Check Point Specialists toldthat they were able to discover one of the reasons for the increase in the number of spam emails related to the so-called “sexual extortion”. In English, the term sextortion, derived from the words sex (“sex”) and extortion (“extortion”), is used to denote such activity. This tactic involves intimidating users: scammers send spam, in which they try to convince their victims that they have some incriminating images or videos, and demand a ransom.
As it turned out, the operators of the Phorpiex botnet (aka Trik) are actively engaged in sexual extortion. Researchers write that bulk mailings account for up to 27 million emails in a single campaign, meaning some Phorpiex-infected machines send up to 30,000 malicious emails per hour. Over five months of observation, Cheak Point analysts tracked more than 14 bitcoins (approximately $ 115,000), which victims of extortion transferred as ransoms to Phorpiex operators.

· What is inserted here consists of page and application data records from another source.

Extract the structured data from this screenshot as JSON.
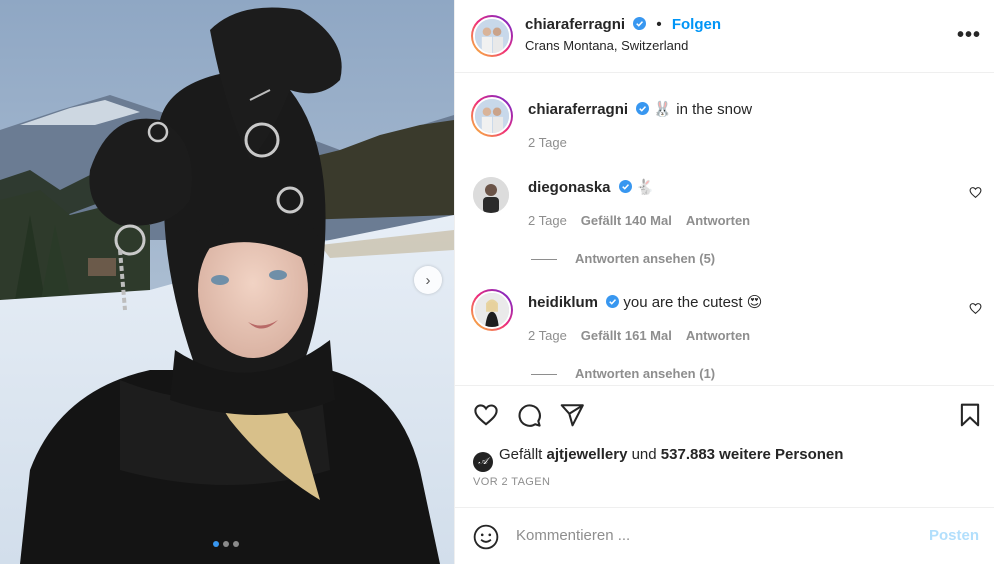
{
  "post": {
    "photo_alt": "Person in black fluffy bunny-ear hood with silver rings in snowy mountain landscape",
    "carousel_dots": 3,
    "active_dot": 0
  },
  "header": {
    "username": "chiaraferragni",
    "separator": "•",
    "follow_label": "Folgen",
    "location": "Crans Montana, Switzerland",
    "more_label": "•••"
  },
  "caption": {
    "username": "chiaraferragni",
    "text": "🐰 in the snow",
    "time": "2 Tage"
  },
  "comments": [
    {
      "username": "diegonaska",
      "text": "🐇",
      "time": "2 Tage",
      "likes": "Gefällt 140 Mal",
      "reply_label": "Antworten",
      "view_replies": "Antworten ansehen (5)"
    },
    {
      "username": "heidiklum",
      "text": "you are the cutest 😍",
      "time": "2 Tage",
      "likes": "Gefällt 161 Mal",
      "reply_label": "Antworten",
      "view_replies": "Antworten ansehen (1)"
    }
  ],
  "actions": {
    "likes_prefix": "Gefällt",
    "liker": "ajtjewellery",
    "likes_middle": "und",
    "likes_count": "537.883 weitere Personen",
    "date": "VOR 2 TAGEN"
  },
  "composer": {
    "placeholder": "Kommentieren ...",
    "post_label": "Posten"
  },
  "colors": {
    "link_blue": "#0095f6",
    "verified_blue": "#3897f0",
    "post_disabled": "#b2dffc",
    "muted_text": "#8e8e8e"
  }
}
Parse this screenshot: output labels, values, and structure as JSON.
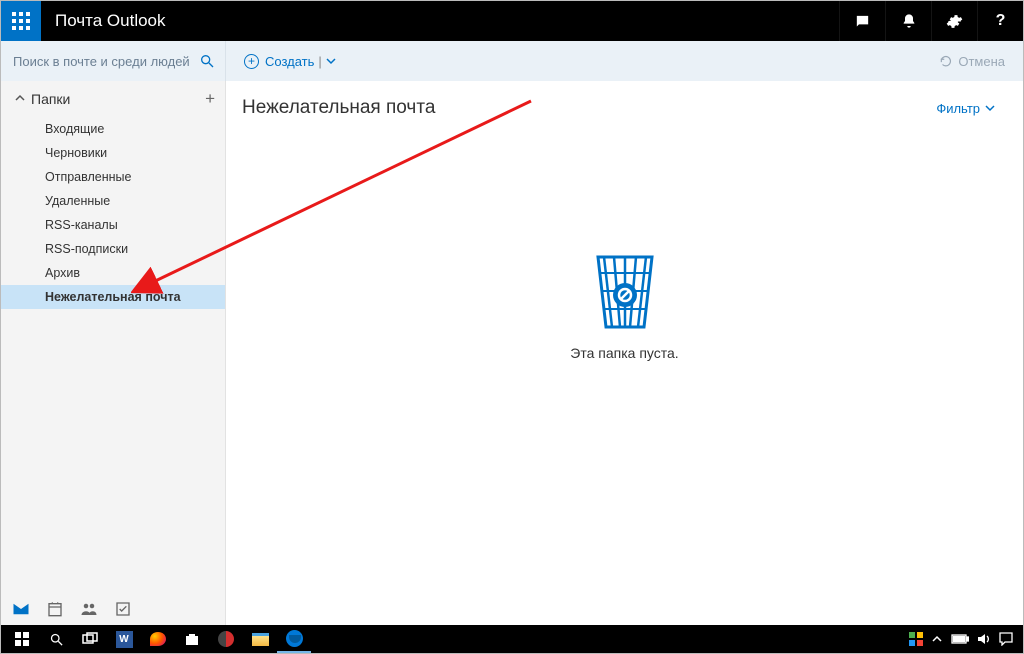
{
  "header": {
    "app_title": "Почта Outlook"
  },
  "search": {
    "placeholder": "Поиск в почте и среди людей"
  },
  "actionbar": {
    "create_label": "Создать",
    "undo_label": "Отмена"
  },
  "sidebar": {
    "folders_label": "Папки",
    "items": [
      {
        "label": "Входящие",
        "selected": false
      },
      {
        "label": "Черновики",
        "selected": false
      },
      {
        "label": "Отправленные",
        "selected": false
      },
      {
        "label": "Удаленные",
        "selected": false
      },
      {
        "label": "RSS-каналы",
        "selected": false
      },
      {
        "label": "RSS-подписки",
        "selected": false
      },
      {
        "label": "Архив",
        "selected": false
      },
      {
        "label": "Нежелательная почта",
        "selected": true
      }
    ]
  },
  "main": {
    "page_title": "Нежелательная почта",
    "filter_label": "Фильтр",
    "empty_message": "Эта папка пуста."
  }
}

Currently, the Phorpiex botnet includes approximately 450,000 infected computers running Windows. Interestingly, Phorpiex was first discovered more than ten years ago. At the dawn of its existence, the malware worked like a worm, which spread via removable USB drives and storage devices, as well as through private messages Skype and Windows Live Messenger. These initial malware variants were mostly tracked under the name Phorpiex, while the botnet is now more commonly referred to as Trik.
From the very beginning, Phorpiex used infected computers to send spam, and not to steal data from infected hosts and not to deploy second-level malware, for which botnet operators could charge money. Over its very long history, Phorpiex has been distributing almost all the main types of malware: from banking Trojans to ransomware, from infostealers to pharmaceutical spam. In this light, it is not surprising that botnet operators have turned their attention to sexual extortion, because now it is a very popular trend in the criminal world.
An interesting feature of Phorpiex ransomware campaigns is that in their messages, attackers not only claim to have videos compromising the victim, but also their passwords. As evidence, the ransomware cites one of the user's passwords in the letter.
It is not known where exactly the scammers get the recorded data of their victims, but the researchers note that all the email addresses to which the ransomware spam is sent can be found in the bases of the leak aggregator Have I Been Pwned. That is, previously these users were victims of data leaks. Obviously, at the disposal of the attackers there are many once leaked databases, from where they draw information.